** Opening Source data block **

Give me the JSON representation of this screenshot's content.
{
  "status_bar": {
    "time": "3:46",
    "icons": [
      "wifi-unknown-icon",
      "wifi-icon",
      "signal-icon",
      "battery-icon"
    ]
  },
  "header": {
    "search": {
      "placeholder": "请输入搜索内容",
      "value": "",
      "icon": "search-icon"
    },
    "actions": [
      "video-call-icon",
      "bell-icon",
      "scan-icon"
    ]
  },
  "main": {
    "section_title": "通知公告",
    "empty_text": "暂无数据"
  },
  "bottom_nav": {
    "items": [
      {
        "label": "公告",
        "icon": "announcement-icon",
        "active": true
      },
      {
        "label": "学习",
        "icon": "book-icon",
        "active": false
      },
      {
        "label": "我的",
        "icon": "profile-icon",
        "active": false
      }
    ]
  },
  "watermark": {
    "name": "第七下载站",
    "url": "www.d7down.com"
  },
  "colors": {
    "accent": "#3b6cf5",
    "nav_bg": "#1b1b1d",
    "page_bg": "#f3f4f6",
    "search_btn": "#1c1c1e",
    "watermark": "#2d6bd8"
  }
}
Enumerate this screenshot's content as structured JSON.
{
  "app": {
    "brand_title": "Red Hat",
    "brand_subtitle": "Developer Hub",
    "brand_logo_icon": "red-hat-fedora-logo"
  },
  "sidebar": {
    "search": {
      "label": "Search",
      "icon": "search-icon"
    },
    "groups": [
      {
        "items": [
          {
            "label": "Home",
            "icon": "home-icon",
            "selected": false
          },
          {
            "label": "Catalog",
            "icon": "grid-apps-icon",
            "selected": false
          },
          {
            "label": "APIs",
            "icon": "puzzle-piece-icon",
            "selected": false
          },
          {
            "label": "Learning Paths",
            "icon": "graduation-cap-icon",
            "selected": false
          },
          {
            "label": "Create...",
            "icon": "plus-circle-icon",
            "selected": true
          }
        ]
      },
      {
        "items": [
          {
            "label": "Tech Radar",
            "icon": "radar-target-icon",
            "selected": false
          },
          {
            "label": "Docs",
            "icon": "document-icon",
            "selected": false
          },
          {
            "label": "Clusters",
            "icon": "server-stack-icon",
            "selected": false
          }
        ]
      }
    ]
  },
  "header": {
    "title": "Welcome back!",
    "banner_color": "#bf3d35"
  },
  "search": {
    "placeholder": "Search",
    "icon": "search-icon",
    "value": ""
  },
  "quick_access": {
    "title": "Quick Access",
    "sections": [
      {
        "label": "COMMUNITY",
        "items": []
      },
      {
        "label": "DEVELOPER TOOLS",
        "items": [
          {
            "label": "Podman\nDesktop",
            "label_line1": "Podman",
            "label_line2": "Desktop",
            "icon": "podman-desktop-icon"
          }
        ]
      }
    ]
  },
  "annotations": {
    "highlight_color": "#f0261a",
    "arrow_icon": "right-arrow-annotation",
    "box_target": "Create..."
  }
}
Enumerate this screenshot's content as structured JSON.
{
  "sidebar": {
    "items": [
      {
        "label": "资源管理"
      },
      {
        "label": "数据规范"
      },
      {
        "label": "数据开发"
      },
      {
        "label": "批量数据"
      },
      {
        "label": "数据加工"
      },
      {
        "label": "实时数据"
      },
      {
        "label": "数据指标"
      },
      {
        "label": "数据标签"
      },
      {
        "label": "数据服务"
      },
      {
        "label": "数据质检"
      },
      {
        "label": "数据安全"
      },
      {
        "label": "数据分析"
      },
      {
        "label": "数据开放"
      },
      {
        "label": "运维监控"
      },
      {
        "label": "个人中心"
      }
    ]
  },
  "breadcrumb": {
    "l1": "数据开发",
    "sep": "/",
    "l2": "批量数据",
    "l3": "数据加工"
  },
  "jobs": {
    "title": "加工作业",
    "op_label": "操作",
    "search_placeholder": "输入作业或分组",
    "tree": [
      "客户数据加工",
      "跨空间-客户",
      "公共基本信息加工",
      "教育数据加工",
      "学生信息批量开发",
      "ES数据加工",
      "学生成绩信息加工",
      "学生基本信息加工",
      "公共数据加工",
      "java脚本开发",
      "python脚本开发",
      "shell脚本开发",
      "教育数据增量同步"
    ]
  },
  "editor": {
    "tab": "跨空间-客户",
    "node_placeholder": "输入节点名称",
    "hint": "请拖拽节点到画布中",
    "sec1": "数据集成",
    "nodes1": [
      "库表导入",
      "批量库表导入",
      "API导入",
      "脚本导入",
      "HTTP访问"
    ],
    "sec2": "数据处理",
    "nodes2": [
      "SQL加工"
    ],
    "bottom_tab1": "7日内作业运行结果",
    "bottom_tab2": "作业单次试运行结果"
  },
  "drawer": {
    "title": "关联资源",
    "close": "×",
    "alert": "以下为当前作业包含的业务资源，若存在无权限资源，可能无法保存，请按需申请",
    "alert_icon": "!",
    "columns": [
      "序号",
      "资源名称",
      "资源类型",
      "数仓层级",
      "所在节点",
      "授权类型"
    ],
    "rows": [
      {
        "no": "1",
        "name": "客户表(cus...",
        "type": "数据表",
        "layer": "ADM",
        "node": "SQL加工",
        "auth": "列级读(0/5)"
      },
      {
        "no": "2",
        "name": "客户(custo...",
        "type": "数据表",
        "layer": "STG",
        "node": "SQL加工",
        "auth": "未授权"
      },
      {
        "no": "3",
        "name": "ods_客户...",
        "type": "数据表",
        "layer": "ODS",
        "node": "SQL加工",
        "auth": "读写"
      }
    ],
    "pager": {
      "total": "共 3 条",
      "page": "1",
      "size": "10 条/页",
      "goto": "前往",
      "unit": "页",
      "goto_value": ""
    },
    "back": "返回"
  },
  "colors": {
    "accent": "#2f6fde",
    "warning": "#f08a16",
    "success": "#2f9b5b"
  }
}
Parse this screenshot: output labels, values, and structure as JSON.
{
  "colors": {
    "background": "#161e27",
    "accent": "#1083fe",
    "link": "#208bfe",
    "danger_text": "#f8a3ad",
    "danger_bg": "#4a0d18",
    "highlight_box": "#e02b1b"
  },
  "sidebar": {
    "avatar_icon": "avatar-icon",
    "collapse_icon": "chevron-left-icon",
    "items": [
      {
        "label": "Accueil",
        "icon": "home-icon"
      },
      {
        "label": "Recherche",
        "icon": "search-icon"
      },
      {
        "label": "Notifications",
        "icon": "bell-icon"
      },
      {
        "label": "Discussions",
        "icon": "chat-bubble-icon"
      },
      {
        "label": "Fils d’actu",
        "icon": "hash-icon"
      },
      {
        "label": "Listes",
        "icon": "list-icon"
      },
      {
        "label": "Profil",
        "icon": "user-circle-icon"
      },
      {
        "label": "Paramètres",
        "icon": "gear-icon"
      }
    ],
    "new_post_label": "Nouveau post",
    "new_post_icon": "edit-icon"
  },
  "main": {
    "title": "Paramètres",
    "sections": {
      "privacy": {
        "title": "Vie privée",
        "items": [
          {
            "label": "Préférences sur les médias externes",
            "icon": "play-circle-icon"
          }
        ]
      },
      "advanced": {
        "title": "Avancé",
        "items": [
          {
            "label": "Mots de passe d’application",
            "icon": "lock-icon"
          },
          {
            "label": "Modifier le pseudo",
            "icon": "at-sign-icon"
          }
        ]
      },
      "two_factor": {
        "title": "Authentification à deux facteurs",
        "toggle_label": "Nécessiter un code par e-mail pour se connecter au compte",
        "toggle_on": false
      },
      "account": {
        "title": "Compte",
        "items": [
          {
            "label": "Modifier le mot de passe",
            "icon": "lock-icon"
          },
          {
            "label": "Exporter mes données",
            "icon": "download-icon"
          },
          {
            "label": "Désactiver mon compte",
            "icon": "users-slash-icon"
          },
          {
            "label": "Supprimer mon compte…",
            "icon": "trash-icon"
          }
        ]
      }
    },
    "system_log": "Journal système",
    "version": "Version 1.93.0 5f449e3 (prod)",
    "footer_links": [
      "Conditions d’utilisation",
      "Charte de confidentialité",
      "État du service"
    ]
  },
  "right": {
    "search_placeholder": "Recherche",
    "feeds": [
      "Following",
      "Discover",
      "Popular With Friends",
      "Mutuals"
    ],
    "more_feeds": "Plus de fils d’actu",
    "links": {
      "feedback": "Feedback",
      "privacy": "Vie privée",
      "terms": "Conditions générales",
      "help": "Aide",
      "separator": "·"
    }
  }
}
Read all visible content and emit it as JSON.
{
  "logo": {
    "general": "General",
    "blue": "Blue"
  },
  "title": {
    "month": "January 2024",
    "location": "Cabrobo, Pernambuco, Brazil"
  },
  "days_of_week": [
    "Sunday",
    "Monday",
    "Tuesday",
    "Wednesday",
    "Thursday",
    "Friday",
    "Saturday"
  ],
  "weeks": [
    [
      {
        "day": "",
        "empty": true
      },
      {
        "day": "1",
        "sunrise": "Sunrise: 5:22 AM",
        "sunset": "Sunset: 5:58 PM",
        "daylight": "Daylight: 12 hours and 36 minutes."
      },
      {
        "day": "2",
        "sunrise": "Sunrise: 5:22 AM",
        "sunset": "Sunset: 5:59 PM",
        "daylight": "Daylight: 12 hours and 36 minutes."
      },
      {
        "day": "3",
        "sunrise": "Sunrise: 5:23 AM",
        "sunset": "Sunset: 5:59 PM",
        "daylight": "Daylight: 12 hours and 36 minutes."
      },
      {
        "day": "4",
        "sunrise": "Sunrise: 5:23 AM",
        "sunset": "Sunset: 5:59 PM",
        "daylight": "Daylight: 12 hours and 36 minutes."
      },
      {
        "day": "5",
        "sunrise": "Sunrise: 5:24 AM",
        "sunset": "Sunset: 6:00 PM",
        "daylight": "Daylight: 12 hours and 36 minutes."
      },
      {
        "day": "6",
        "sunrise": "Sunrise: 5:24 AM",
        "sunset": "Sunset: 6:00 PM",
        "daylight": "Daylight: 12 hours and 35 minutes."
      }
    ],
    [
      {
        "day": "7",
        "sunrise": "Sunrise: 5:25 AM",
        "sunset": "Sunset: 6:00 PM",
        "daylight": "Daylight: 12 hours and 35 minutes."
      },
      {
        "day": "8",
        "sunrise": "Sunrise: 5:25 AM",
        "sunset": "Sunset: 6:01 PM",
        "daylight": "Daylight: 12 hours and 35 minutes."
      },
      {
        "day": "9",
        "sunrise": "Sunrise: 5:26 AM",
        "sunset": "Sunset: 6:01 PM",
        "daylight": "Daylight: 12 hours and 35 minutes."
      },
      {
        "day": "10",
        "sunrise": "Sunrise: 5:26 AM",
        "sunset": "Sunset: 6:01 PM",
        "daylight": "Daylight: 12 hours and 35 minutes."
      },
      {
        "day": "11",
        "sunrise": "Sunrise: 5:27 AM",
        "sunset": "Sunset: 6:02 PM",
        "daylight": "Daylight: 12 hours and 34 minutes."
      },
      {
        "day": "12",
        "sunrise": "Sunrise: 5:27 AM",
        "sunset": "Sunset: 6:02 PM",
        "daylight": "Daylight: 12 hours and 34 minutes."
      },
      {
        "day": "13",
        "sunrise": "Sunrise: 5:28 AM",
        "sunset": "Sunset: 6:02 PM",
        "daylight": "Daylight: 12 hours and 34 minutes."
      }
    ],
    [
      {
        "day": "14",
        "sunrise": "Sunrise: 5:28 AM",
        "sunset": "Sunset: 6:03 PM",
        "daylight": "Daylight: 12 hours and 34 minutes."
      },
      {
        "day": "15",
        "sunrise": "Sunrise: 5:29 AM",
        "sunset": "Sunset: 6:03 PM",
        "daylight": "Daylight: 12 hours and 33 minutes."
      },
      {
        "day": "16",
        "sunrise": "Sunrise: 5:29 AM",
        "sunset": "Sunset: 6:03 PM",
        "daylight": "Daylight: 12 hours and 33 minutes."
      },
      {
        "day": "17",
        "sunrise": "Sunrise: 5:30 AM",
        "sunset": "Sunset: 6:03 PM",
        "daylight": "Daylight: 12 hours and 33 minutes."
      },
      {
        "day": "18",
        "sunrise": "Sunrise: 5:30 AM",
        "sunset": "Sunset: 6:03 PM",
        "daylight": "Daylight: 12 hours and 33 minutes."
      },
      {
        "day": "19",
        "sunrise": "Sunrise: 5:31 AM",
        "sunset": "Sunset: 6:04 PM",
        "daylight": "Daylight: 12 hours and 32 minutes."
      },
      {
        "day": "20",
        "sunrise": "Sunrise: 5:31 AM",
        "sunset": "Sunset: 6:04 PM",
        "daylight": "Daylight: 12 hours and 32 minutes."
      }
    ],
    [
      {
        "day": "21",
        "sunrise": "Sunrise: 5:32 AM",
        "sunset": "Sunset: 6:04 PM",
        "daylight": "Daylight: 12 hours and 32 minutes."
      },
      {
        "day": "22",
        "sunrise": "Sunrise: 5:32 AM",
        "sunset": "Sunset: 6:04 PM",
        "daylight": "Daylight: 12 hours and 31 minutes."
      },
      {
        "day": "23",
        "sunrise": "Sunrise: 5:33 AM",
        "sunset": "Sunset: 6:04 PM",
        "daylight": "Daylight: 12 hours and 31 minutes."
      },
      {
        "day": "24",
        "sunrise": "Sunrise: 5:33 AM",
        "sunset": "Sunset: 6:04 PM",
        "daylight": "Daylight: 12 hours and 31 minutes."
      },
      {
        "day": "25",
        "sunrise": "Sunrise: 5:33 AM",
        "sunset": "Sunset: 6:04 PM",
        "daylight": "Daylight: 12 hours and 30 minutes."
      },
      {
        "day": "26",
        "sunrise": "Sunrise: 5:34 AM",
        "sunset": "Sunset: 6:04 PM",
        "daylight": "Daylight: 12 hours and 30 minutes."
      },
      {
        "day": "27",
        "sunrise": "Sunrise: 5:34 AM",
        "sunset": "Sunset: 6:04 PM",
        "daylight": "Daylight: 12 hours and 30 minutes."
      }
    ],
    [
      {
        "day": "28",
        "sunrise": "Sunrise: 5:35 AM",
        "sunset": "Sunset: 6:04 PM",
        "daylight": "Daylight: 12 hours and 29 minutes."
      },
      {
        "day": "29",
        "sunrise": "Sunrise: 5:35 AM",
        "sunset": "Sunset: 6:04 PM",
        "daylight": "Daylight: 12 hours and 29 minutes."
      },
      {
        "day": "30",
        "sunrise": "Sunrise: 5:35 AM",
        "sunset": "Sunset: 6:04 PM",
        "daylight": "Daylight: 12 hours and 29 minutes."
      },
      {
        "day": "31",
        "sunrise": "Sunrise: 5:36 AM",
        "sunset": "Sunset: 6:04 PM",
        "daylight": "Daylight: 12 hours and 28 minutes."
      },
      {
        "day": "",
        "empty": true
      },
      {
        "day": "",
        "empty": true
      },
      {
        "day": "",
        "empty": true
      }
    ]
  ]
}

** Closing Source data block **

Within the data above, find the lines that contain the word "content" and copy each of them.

#### Reply:
Give me the JSON representation of this screenshot's content.
Enumerate this screenshot's content as structured JSON.
Enumerate this screenshot's content as structured JSON.
Read all visible content and emit it as JSON.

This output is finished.